*** Extracted information ***
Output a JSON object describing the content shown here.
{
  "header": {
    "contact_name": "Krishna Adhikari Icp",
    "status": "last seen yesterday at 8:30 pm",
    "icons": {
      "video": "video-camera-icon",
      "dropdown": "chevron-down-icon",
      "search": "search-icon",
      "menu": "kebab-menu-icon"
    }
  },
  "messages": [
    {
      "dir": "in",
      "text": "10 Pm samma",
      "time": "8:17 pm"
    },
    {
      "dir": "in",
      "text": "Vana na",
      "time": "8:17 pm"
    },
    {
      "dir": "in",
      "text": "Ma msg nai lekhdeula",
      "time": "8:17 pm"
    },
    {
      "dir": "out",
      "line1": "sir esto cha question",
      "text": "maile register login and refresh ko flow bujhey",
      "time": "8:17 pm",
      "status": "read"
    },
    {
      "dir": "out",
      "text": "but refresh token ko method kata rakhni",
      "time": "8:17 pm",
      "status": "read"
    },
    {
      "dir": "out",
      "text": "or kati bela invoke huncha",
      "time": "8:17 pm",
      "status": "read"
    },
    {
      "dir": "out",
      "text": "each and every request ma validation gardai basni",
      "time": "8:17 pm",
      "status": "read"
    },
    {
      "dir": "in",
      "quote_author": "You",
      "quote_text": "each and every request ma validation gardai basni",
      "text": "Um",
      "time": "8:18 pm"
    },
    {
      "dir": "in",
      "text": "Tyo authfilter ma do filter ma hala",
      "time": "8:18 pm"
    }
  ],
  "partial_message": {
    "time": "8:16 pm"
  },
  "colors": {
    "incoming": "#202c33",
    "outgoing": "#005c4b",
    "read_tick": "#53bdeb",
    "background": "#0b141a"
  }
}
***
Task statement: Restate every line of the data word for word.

Problem solution:
Output a JSON object describing the content shown here.
{
  "header": {
    "contact_name": "Krishna Adhikari Icp",
    "status": "last seen yesterday at 8:30 pm",
    "icons": {
      "video": "video-camera-icon",
      "dropdown": "chevron-down-icon",
      "search": "search-icon",
      "menu": "kebab-menu-icon"
    }
  },
  "messages": [
    {
      "dir": "in",
      "text": "10 Pm samma",
      "time": "8:17 pm"
    },
    {
      "dir": "in",
      "text": "Vana na",
      "time": "8:17 pm"
    },
    {
      "dir": "in",
      "text": "Ma msg nai lekhdeula",
      "time": "8:17 pm"
    },
    {
      "dir": "out",
      "line1": "sir esto cha question",
      "text": "maile register login and refresh ko flow bujhey",
      "time": "8:17 pm",
      "status": "read"
    },
    {
      "dir": "out",
      "text": "but refresh token ko method kata rakhni",
      "time": "8:17 pm",
      "status": "read"
    },
    {
      "dir": "out",
      "text": "or kati bela invoke huncha",
      "time": "8:17 pm",
      "status": "read"
    },
    {
      "dir": "out",
      "text": "each and every request ma validation gardai basni",
      "time": "8:17 pm",
      "status": "read"
    },
    {
      "dir": "in",
      "quote_author": "You",
      "quote_text": "each and every request ma validation gardai basni",
      "text": "Um",
      "time": "8:18 pm"
    },
    {
      "dir": "in",
      "text": "Tyo authfilter ma do filter ma hala",
      "time": "8:18 pm"
    }
  ],
  "partial_message": {
    "time": "8:16 pm"
  },
  "colors": {
    "incoming": "#202c33",
    "outgoing": "#005c4b",
    "read_tick": "#53bdeb",
    "background": "#0b141a"
  }
}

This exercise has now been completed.